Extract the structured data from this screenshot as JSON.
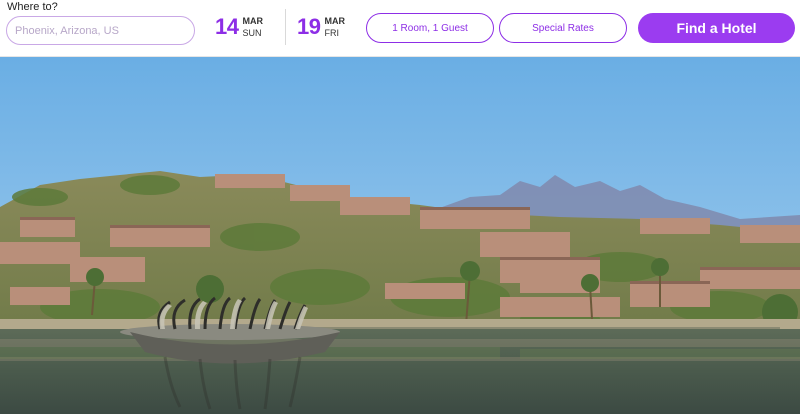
{
  "search": {
    "label": "Where to?",
    "placeholder": "Phoenix, Arizona, US",
    "value": ""
  },
  "checkin": {
    "day": "14",
    "month": "MAR",
    "weekday": "SUN"
  },
  "checkout": {
    "day": "19",
    "month": "MAR",
    "weekday": "FRI"
  },
  "rooms_guests_label": "1 Room, 1 Guest",
  "special_rates_label": "Special Rates",
  "find_hotel_label": "Find a Hotel",
  "colors": {
    "accent": "#8d2ee6",
    "button_fill": "#9b3cf0",
    "sky": "#77b6e6",
    "water": "#4a5a4c"
  },
  "hero": {
    "icons": [
      "desert-resort-photo",
      "fountain-sculpture"
    ]
  }
}
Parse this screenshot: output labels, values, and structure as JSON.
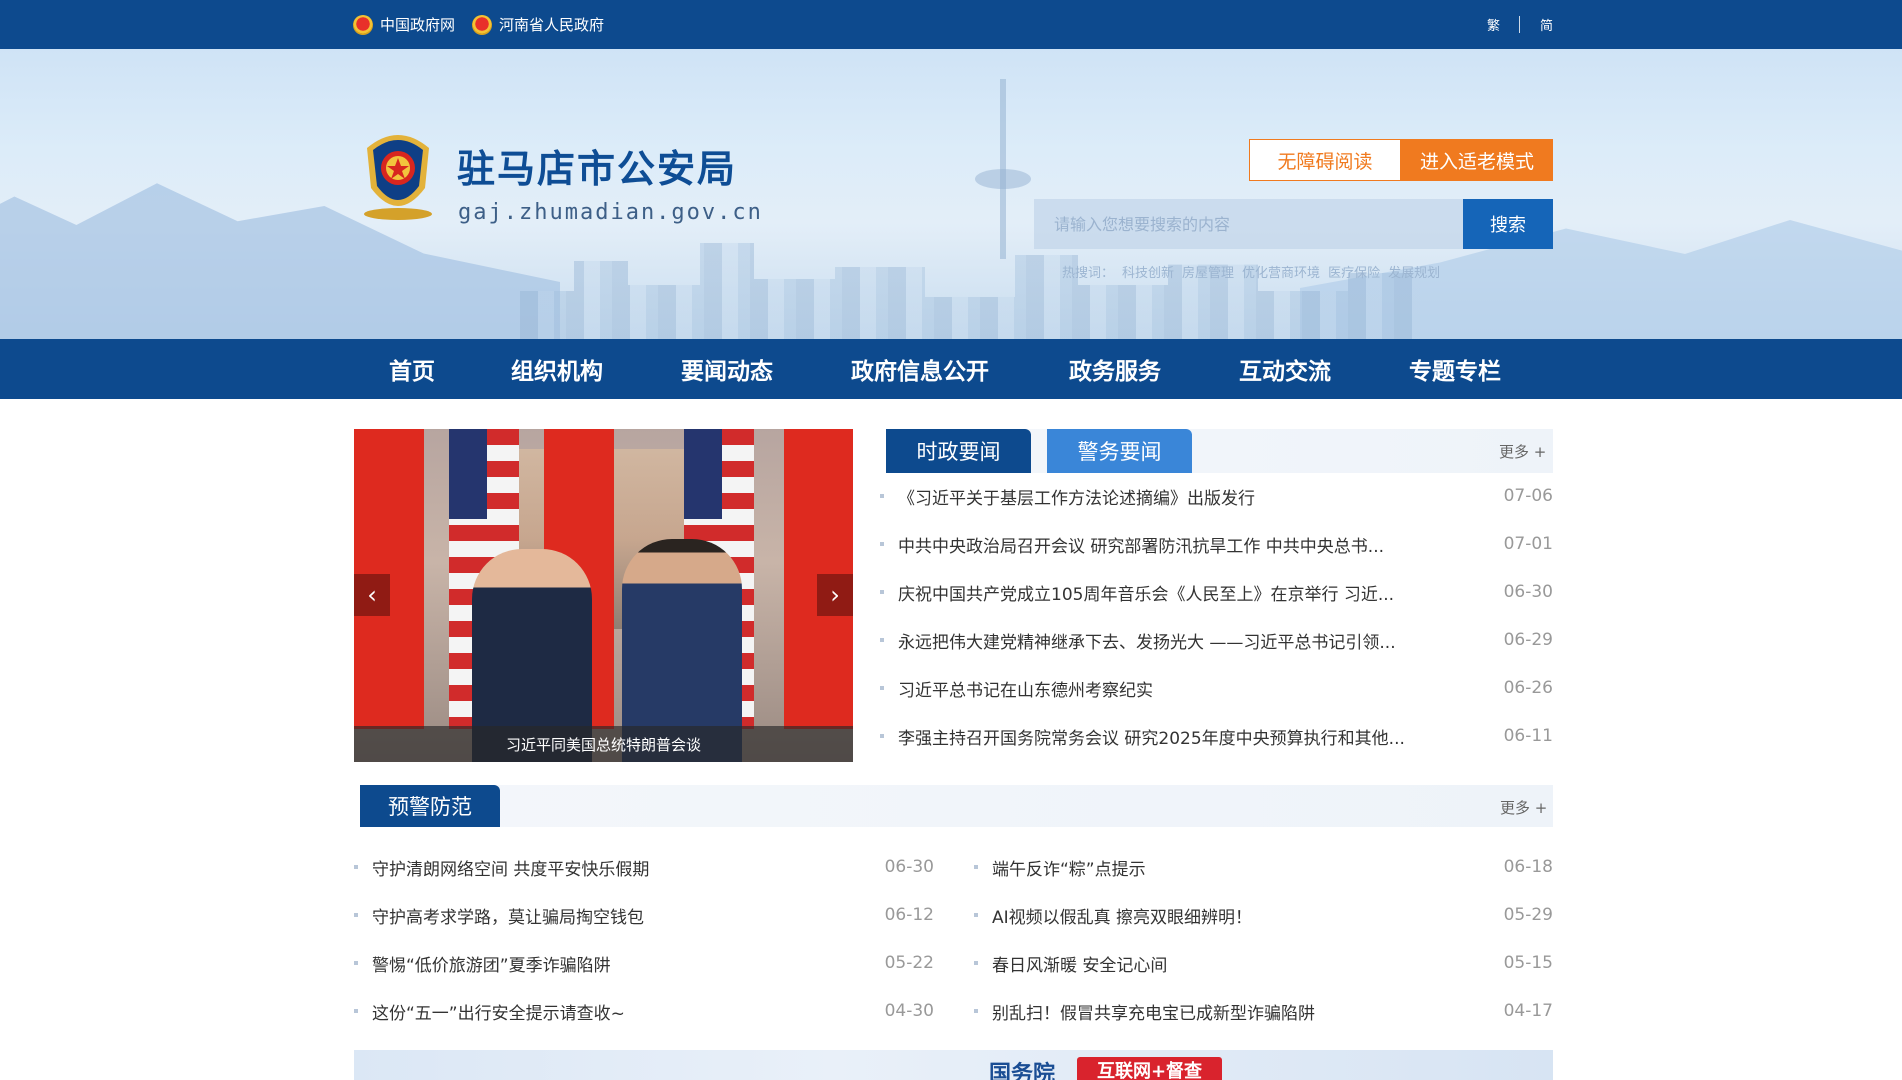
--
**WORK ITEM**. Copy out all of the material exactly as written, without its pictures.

**SOLUTION TO THIS TASK**.
Extract the structured data from this screenshot as JSON.
{
  "search": {
    "label": "Where to?",
    "placeholder": "Phoenix, Arizona, US",
    "value": ""
  },
  "checkin": {
    "day": "14",
    "month": "MAR",
    "weekday": "SUN"
  },
  "checkout": {
    "day": "19",
    "month": "MAR",
    "weekday": "FRI"
  },
  "rooms_guests_label": "1 Room, 1 Guest",
  "special_rates_label": "Special Rates",
  "find_hotel_label": "Find a Hotel",
  "colors": {
    "accent": "#8d2ee6",
    "button_fill": "#9b3cf0",
    "sky": "#77b6e6",
    "water": "#4a5a4c"
  },
  "hero": {
    "icons": [
      "desert-resort-photo",
      "fountain-sculpture"
    ]
  }
}
Parse this screenshot: output labels, values, and structure as JSON.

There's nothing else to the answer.